EXERCISE DESCRIPTION: Write each entry again exactly as shown, but without the images it holds.

RECORDS FOR THIS TASK:
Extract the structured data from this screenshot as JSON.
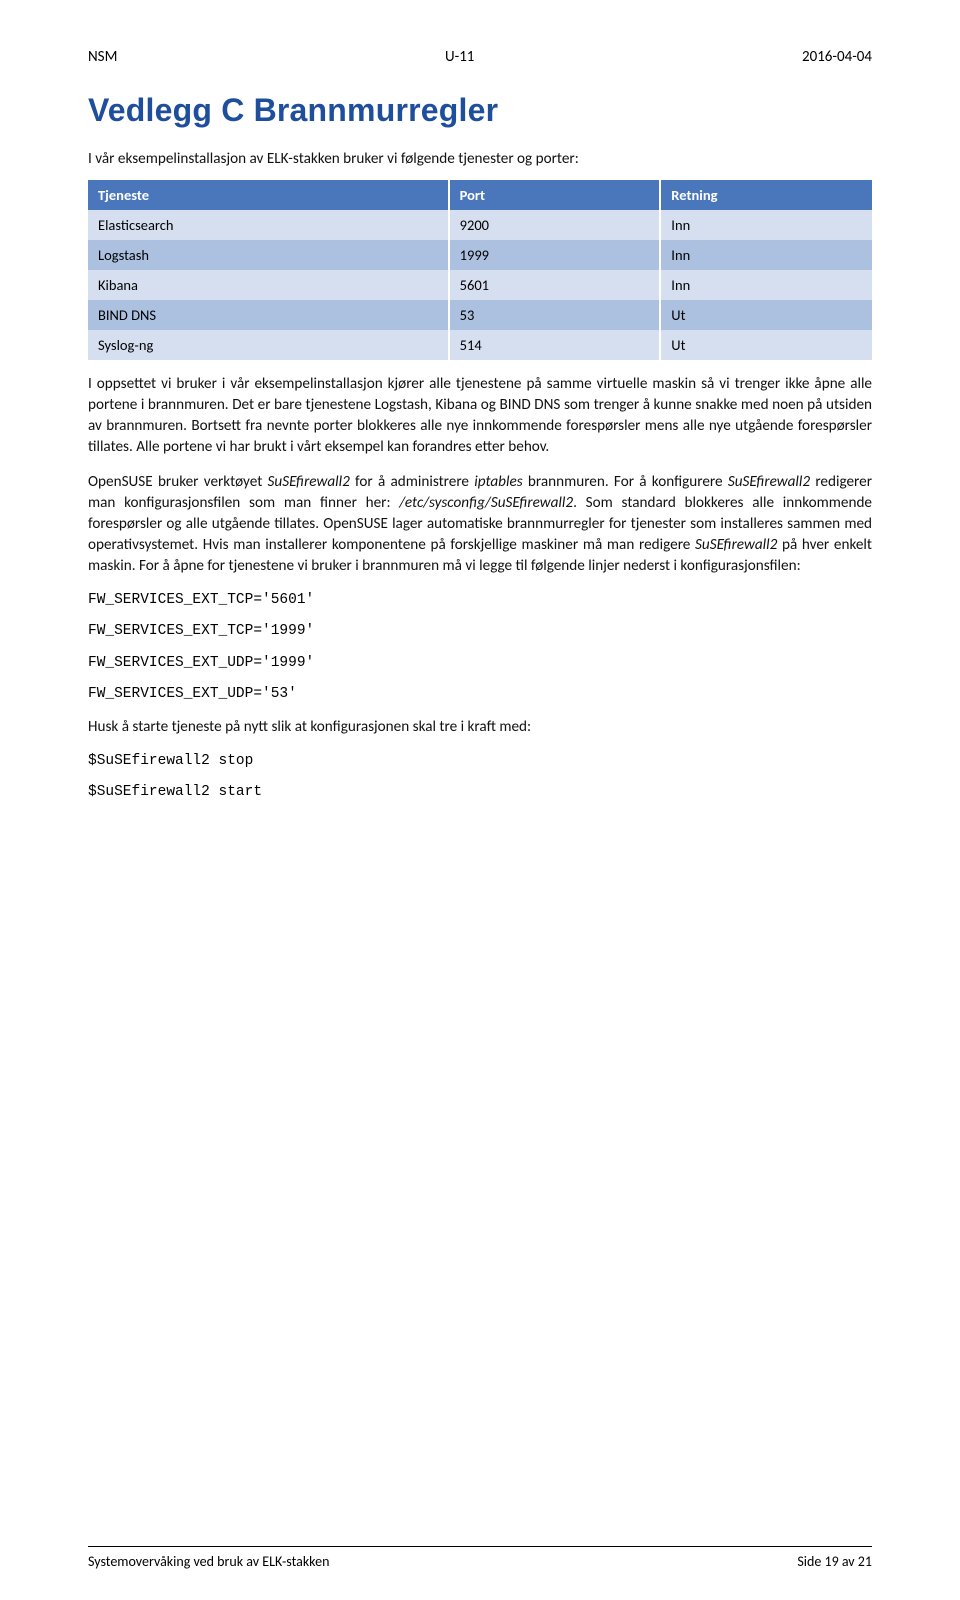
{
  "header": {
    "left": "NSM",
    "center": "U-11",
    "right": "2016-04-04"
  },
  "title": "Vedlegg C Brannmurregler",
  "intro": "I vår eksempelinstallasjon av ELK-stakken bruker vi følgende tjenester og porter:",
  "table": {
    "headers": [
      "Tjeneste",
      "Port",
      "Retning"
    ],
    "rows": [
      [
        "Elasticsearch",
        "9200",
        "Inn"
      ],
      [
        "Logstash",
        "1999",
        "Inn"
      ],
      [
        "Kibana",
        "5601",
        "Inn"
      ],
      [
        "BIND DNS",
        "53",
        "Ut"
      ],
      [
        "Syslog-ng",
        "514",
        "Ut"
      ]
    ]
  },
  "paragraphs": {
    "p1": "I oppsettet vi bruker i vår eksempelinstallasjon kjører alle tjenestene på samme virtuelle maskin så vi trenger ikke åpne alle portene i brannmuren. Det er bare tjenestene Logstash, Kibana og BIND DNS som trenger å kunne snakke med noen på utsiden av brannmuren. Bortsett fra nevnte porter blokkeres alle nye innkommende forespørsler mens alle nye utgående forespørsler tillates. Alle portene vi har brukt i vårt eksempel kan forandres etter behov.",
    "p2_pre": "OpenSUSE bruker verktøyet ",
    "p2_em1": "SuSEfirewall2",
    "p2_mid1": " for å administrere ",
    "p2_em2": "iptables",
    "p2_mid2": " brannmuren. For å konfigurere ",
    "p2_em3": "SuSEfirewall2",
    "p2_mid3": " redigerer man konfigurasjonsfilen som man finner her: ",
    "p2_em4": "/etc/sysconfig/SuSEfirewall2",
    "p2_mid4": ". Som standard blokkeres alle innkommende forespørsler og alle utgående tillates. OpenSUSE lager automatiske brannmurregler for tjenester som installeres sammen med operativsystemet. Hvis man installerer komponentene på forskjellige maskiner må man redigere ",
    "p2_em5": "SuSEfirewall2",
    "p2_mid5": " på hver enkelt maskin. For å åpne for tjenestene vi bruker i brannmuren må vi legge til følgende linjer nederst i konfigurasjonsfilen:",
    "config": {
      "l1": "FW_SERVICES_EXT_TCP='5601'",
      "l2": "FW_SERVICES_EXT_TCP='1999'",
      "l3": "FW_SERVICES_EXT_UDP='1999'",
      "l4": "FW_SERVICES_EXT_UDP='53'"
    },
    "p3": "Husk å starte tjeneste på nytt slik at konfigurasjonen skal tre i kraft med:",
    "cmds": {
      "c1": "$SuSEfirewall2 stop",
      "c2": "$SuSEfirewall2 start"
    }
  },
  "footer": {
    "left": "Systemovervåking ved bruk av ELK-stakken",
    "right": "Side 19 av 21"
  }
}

WRITTEN RESPONSE:
Extract the structured data from this screenshot as JSON.
{
  "header": {
    "left": "NSM",
    "center": "U-11",
    "right": "2016-04-04"
  },
  "title": "Vedlegg C Brannmurregler",
  "intro": "I vår eksempelinstallasjon av ELK-stakken bruker vi følgende tjenester og porter:",
  "table": {
    "headers": [
      "Tjeneste",
      "Port",
      "Retning"
    ],
    "rows": [
      [
        "Elasticsearch",
        "9200",
        "Inn"
      ],
      [
        "Logstash",
        "1999",
        "Inn"
      ],
      [
        "Kibana",
        "5601",
        "Inn"
      ],
      [
        "BIND DNS",
        "53",
        "Ut"
      ],
      [
        "Syslog-ng",
        "514",
        "Ut"
      ]
    ]
  },
  "paragraphs": {
    "p1": "I oppsettet vi bruker i vår eksempelinstallasjon kjører alle tjenestene på samme virtuelle maskin så vi trenger ikke åpne alle portene i brannmuren. Det er bare tjenestene Logstash, Kibana og BIND DNS som trenger å kunne snakke med noen på utsiden av brannmuren. Bortsett fra nevnte porter blokkeres alle nye innkommende forespørsler mens alle nye utgående forespørsler tillates. Alle portene vi har brukt i vårt eksempel kan forandres etter behov.",
    "p2_pre": "OpenSUSE bruker verktøyet ",
    "p2_em1": "SuSEfirewall2",
    "p2_mid1": " for å administrere ",
    "p2_em2": "iptables",
    "p2_mid2": " brannmuren. For å konfigurere ",
    "p2_em3": "SuSEfirewall2",
    "p2_mid3": " redigerer man konfigurasjonsfilen som man finner her: ",
    "p2_em4": "/etc/sysconfig/SuSEfirewall2",
    "p2_mid4": ". Som standard blokkeres alle innkommende forespørsler og alle utgående tillates. OpenSUSE lager automatiske brannmurregler for tjenester som installeres sammen med operativsystemet. Hvis man installerer komponentene på forskjellige maskiner må man redigere ",
    "p2_em5": "SuSEfirewall2",
    "p2_mid5": " på hver enkelt maskin. For å åpne for tjenestene vi bruker i brannmuren må vi legge til følgende linjer nederst i konfigurasjonsfilen:",
    "config": {
      "l1": "FW_SERVICES_EXT_TCP='5601'",
      "l2": "FW_SERVICES_EXT_TCP='1999'",
      "l3": "FW_SERVICES_EXT_UDP='1999'",
      "l4": "FW_SERVICES_EXT_UDP='53'"
    },
    "p3": "Husk å starte tjeneste på nytt slik at konfigurasjonen skal tre i kraft med:",
    "cmds": {
      "c1": "$SuSEfirewall2 stop",
      "c2": "$SuSEfirewall2 start"
    }
  },
  "footer": {
    "left": "Systemovervåking ved bruk av ELK-stakken",
    "right": "Side 19 av 21"
  }
}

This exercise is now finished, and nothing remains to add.